• Dataset entries:
____

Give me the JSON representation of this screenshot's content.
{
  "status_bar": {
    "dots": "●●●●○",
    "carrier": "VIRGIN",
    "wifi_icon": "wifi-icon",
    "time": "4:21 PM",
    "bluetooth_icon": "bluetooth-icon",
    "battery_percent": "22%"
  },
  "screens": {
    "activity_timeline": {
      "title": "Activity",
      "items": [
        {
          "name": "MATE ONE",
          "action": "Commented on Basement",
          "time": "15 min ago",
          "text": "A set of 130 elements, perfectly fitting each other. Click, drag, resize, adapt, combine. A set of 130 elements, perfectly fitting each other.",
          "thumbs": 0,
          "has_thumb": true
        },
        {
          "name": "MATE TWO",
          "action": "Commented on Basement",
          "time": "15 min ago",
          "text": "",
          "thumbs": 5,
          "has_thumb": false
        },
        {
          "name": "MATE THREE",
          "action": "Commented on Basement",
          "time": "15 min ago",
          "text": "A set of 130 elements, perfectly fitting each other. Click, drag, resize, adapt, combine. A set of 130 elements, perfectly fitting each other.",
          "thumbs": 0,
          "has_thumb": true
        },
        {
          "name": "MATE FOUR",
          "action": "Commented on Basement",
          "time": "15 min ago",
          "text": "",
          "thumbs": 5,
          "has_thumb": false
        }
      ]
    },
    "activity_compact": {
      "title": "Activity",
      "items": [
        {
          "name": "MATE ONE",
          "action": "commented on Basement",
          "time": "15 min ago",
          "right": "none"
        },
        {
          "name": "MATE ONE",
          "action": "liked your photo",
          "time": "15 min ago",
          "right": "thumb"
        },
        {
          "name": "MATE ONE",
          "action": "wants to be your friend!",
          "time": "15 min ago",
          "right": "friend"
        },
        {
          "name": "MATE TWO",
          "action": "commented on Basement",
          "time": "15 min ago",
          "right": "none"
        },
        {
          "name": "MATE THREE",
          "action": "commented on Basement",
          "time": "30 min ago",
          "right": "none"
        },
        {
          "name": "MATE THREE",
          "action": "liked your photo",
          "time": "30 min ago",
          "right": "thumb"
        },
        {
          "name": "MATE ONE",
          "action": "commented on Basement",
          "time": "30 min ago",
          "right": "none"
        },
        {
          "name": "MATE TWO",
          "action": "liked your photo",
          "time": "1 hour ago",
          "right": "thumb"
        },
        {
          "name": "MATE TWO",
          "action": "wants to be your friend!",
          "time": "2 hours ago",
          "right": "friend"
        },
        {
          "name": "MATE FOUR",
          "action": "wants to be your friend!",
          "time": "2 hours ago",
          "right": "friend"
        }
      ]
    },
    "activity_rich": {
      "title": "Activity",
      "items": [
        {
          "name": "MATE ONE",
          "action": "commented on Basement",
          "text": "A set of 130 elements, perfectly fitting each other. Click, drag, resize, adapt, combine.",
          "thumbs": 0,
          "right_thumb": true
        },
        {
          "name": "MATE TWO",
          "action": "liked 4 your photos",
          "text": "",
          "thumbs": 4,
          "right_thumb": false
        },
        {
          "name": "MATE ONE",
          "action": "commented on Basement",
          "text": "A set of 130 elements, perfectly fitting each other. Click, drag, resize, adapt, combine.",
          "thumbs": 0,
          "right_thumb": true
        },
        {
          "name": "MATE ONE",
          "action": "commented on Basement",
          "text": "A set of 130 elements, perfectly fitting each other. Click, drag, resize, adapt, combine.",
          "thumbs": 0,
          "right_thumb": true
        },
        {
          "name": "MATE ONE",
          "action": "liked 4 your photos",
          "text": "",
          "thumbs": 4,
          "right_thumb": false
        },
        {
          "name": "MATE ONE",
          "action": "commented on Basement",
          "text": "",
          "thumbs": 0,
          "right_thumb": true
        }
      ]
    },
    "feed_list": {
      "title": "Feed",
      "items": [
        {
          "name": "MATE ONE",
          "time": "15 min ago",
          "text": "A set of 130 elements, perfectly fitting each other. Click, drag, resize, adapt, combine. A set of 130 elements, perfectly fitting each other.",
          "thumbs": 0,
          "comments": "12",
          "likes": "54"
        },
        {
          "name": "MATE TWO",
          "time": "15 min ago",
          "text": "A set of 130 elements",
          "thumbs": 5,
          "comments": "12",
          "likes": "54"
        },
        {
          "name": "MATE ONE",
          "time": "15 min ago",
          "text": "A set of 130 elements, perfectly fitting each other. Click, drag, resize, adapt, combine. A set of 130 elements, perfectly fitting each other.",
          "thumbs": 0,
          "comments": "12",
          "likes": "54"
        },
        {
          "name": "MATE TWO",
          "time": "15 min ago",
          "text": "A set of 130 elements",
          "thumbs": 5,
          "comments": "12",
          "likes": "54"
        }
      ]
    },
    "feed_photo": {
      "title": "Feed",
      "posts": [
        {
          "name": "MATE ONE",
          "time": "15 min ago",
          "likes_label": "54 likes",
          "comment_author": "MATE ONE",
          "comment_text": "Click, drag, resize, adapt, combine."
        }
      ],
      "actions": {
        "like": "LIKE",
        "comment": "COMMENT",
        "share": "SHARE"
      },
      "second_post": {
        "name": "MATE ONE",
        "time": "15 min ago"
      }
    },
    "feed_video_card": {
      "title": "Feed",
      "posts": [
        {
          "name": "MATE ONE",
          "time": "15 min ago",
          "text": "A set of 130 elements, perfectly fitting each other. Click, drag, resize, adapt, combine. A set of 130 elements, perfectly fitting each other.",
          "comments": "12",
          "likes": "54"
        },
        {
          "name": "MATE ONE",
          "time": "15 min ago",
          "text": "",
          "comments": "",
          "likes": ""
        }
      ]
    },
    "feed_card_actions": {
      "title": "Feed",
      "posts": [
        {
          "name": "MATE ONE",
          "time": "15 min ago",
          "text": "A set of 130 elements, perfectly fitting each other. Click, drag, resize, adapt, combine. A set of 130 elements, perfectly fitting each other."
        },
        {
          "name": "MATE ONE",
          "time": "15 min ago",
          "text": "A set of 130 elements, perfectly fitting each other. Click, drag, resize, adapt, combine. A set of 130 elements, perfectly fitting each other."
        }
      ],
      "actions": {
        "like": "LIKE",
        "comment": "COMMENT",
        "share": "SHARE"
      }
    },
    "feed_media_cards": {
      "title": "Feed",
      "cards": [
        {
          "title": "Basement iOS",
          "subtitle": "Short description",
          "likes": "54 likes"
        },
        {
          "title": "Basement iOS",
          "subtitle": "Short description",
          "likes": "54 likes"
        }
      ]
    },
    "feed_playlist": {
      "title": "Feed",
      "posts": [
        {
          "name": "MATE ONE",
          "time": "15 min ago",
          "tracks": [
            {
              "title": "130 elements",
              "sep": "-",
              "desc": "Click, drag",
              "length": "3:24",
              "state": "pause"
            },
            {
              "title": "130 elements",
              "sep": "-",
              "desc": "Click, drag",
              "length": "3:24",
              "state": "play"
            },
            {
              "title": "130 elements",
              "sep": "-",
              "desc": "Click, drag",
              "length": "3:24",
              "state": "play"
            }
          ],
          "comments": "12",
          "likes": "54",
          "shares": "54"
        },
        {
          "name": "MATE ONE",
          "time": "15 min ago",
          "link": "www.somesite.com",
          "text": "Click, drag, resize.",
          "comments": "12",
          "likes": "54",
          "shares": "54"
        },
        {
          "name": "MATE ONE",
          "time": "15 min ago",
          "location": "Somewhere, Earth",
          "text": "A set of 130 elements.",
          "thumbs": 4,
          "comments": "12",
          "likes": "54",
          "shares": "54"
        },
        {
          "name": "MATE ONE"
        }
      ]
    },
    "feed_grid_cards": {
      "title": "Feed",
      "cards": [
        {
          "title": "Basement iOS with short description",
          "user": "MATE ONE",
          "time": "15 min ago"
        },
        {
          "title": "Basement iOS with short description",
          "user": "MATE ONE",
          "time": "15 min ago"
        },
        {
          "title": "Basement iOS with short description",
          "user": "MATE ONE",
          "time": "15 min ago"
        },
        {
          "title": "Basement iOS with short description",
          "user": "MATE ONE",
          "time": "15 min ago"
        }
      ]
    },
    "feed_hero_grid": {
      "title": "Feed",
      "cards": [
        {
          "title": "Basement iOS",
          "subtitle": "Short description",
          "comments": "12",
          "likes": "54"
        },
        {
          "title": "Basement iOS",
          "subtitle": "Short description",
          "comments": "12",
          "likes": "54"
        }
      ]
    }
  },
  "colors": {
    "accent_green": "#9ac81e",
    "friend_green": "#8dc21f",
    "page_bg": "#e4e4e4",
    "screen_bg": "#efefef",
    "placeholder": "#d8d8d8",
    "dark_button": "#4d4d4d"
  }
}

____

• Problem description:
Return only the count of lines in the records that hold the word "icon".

• Completed exercise:
2